* _What you have to do_:
Check every line below for the word "ascii" and show those that hold it.

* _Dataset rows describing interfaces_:
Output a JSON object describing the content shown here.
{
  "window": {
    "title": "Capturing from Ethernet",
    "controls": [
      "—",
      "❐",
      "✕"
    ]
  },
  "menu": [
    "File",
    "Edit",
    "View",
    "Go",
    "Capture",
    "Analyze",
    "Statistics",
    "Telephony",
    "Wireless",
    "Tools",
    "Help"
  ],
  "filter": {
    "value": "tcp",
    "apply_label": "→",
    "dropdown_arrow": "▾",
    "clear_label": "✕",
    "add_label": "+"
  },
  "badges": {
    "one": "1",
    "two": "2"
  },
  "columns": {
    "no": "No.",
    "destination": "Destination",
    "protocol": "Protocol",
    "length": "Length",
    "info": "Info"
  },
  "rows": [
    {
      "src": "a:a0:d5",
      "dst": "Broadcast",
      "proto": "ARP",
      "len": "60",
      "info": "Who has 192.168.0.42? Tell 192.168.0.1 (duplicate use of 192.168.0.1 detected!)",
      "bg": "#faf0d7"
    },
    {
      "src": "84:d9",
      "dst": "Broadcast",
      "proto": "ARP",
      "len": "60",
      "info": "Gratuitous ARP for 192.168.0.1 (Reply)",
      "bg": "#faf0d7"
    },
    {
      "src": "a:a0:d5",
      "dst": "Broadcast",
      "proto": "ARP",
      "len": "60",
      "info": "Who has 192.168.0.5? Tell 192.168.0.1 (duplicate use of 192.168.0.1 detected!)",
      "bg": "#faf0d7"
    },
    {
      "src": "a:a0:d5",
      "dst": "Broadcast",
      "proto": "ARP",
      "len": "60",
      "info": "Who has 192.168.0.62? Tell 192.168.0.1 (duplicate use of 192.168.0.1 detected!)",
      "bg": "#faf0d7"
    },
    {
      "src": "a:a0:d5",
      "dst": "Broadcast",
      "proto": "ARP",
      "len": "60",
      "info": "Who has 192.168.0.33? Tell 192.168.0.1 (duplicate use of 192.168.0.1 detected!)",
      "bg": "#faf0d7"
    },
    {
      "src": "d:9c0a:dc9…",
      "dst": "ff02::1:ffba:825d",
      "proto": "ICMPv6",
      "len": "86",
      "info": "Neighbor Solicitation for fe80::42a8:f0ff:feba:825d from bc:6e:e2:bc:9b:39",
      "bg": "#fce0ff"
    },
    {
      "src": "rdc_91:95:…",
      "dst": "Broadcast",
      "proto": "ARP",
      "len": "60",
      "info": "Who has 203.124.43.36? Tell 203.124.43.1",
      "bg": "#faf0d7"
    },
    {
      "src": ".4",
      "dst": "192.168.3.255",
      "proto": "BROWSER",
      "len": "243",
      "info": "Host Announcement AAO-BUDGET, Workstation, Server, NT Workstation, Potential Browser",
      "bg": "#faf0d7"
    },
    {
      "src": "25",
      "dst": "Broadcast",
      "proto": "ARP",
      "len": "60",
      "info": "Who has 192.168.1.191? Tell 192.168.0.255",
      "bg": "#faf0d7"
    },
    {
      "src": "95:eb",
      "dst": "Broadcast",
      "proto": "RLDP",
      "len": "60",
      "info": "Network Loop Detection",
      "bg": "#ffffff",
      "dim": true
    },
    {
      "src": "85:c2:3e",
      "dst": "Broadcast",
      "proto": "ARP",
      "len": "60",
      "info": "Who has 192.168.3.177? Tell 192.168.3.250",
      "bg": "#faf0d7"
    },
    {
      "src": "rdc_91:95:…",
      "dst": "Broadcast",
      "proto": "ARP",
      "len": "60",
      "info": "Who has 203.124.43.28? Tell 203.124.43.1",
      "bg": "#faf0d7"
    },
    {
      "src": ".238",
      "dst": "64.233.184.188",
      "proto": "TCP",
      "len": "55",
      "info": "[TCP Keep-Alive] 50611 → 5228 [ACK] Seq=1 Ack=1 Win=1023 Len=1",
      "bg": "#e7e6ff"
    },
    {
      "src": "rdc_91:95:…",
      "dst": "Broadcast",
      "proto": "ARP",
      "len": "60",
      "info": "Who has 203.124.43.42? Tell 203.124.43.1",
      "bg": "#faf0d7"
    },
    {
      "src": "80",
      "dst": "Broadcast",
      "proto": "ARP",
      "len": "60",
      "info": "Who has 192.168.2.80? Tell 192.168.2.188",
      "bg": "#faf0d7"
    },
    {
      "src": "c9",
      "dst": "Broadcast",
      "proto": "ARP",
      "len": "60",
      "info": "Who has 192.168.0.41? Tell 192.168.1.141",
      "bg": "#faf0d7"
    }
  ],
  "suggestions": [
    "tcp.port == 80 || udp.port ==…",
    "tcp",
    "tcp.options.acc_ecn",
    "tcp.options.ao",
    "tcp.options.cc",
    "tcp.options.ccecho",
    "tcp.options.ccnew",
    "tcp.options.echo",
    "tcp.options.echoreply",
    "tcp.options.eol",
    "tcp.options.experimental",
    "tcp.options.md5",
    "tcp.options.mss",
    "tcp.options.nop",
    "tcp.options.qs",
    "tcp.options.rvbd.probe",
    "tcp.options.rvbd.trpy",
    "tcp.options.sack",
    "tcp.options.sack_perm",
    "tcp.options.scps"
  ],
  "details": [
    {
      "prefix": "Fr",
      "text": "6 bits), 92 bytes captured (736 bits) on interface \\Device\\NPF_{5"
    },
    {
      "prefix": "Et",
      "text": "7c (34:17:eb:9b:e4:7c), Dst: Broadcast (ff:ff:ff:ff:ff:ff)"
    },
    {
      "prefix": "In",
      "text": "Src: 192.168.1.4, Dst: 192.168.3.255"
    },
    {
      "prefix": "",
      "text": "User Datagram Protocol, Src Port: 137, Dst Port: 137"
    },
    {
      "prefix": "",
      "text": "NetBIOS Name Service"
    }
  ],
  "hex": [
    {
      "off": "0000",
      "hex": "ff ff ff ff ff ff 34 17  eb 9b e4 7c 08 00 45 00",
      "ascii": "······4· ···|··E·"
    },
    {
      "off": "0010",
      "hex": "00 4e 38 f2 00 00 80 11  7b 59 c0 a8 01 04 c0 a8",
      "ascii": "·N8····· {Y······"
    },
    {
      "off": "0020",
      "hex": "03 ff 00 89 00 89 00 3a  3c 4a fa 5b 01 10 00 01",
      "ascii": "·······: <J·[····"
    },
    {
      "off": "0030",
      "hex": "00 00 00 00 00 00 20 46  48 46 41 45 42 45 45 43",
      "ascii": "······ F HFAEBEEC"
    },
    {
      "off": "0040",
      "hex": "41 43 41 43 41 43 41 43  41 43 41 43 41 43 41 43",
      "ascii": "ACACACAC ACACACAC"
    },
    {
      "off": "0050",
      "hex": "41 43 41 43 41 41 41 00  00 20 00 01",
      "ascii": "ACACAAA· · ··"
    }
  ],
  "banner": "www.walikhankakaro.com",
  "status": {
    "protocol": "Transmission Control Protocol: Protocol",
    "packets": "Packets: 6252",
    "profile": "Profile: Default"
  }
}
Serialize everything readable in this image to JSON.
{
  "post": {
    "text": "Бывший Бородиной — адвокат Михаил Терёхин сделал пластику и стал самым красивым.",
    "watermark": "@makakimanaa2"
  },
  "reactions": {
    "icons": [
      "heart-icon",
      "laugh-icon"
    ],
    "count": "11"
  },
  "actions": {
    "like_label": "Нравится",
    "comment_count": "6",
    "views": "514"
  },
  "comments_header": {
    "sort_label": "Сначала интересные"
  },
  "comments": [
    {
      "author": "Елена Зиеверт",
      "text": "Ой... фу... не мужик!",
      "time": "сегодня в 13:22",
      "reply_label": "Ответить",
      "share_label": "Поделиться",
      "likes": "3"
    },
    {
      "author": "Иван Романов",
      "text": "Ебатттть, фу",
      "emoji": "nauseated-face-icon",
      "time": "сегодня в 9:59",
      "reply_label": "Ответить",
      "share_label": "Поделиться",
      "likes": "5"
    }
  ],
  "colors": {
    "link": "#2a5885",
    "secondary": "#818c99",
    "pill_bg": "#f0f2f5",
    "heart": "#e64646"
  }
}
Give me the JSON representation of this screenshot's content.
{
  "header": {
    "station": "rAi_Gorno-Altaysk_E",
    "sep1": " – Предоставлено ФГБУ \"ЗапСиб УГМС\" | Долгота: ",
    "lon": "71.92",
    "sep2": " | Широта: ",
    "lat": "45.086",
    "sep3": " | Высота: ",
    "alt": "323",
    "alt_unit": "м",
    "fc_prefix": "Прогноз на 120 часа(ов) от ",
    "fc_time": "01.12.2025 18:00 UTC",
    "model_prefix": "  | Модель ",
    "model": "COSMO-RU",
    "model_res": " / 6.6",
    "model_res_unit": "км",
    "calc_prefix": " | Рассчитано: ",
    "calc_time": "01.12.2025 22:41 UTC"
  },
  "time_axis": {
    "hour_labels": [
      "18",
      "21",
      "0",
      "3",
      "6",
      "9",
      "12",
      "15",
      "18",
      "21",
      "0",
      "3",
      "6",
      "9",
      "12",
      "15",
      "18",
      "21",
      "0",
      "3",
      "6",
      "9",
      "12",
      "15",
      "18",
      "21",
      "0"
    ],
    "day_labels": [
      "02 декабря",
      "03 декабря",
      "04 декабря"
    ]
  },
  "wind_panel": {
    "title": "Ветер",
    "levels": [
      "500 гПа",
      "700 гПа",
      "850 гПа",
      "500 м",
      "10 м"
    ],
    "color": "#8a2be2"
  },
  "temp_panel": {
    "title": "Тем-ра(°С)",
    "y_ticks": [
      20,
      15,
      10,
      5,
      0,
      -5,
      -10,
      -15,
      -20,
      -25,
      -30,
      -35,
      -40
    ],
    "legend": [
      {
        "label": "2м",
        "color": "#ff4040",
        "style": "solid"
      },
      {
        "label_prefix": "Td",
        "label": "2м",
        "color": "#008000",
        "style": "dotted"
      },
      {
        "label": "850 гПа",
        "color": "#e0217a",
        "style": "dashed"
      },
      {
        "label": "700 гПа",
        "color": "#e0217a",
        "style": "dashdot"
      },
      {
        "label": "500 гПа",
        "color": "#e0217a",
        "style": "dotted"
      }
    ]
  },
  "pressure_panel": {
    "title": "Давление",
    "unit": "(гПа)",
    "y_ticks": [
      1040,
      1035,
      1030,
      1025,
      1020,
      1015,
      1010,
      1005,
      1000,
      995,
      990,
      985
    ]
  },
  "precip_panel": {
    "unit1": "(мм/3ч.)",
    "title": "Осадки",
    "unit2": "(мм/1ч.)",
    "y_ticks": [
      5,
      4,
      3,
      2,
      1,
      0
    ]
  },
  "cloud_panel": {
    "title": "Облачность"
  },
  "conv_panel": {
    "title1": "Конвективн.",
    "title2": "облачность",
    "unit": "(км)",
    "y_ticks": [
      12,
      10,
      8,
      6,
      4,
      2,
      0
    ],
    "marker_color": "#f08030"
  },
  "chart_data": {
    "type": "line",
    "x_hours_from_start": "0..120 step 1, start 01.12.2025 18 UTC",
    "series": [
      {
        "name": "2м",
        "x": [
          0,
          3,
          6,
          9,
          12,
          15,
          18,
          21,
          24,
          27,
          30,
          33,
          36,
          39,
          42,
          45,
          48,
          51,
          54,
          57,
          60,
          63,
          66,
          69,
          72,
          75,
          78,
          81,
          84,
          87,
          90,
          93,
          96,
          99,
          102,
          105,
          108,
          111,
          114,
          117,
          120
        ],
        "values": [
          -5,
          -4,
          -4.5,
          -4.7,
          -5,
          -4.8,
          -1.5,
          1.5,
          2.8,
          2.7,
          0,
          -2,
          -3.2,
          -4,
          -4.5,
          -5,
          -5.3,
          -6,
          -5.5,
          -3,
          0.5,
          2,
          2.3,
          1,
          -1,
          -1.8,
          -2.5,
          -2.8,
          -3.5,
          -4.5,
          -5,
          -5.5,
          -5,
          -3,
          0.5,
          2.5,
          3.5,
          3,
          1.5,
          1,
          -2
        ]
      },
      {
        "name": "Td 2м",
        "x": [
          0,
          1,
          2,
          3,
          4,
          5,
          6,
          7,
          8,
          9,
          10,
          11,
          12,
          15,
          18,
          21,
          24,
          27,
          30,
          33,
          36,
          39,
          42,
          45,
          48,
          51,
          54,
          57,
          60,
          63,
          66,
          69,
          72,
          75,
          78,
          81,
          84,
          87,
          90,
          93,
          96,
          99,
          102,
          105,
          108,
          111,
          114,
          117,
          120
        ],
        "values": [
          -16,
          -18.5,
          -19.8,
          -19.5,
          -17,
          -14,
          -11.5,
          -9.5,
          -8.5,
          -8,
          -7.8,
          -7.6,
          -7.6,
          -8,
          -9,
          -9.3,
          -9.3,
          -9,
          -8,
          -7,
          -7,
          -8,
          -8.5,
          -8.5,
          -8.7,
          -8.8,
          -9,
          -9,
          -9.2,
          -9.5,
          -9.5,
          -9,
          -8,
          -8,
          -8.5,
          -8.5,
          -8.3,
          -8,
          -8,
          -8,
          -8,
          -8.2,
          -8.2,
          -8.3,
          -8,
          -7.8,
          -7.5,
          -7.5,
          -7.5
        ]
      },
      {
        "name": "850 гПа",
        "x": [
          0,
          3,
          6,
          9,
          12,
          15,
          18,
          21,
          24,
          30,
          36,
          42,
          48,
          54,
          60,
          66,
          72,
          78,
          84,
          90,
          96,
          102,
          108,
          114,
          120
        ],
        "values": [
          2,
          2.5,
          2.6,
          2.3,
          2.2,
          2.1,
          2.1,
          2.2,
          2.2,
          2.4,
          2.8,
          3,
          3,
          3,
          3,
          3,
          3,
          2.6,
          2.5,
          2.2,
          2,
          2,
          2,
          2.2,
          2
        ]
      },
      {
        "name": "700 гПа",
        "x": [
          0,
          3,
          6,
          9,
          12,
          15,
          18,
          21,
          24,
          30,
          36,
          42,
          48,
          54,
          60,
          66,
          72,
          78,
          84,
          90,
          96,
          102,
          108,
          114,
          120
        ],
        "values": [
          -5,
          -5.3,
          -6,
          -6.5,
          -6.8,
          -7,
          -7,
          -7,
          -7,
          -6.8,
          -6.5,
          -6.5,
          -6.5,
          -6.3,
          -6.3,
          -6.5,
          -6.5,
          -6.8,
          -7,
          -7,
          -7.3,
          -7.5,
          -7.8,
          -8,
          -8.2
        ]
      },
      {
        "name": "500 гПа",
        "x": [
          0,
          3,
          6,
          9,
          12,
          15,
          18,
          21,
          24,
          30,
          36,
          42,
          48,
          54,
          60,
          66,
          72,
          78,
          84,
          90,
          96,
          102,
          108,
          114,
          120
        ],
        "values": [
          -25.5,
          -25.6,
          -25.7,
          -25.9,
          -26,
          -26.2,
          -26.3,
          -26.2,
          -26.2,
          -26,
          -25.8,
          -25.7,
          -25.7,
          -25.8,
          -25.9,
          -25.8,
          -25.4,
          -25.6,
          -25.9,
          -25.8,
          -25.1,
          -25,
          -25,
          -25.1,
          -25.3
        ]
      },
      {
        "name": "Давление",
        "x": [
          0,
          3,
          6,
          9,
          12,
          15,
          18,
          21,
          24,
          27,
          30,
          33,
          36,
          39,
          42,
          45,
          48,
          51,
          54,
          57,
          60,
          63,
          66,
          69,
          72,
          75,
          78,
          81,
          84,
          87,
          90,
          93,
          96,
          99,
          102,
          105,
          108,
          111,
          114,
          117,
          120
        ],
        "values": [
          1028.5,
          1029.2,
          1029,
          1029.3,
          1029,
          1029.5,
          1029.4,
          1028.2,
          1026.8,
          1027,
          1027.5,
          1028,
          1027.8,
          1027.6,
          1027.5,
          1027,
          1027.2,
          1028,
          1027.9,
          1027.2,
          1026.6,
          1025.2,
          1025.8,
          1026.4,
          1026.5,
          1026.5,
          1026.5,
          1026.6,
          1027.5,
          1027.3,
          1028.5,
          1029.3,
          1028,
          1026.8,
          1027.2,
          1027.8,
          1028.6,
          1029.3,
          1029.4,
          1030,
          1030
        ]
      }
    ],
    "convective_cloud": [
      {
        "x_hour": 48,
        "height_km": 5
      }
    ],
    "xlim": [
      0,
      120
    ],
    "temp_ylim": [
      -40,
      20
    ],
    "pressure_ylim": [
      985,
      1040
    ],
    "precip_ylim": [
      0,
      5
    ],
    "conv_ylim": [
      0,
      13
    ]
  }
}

* _Exercise answer_:
      "ascii": "······4· ···|··E·"
      "ascii": "·N8····· {Y······"
      "ascii": "·······: <J·[····"
      "ascii": "······ F HFAEBEEC"
      "ascii": "ACACACAC ACACACAC"
      "ascii": "ACACAAA· · ··"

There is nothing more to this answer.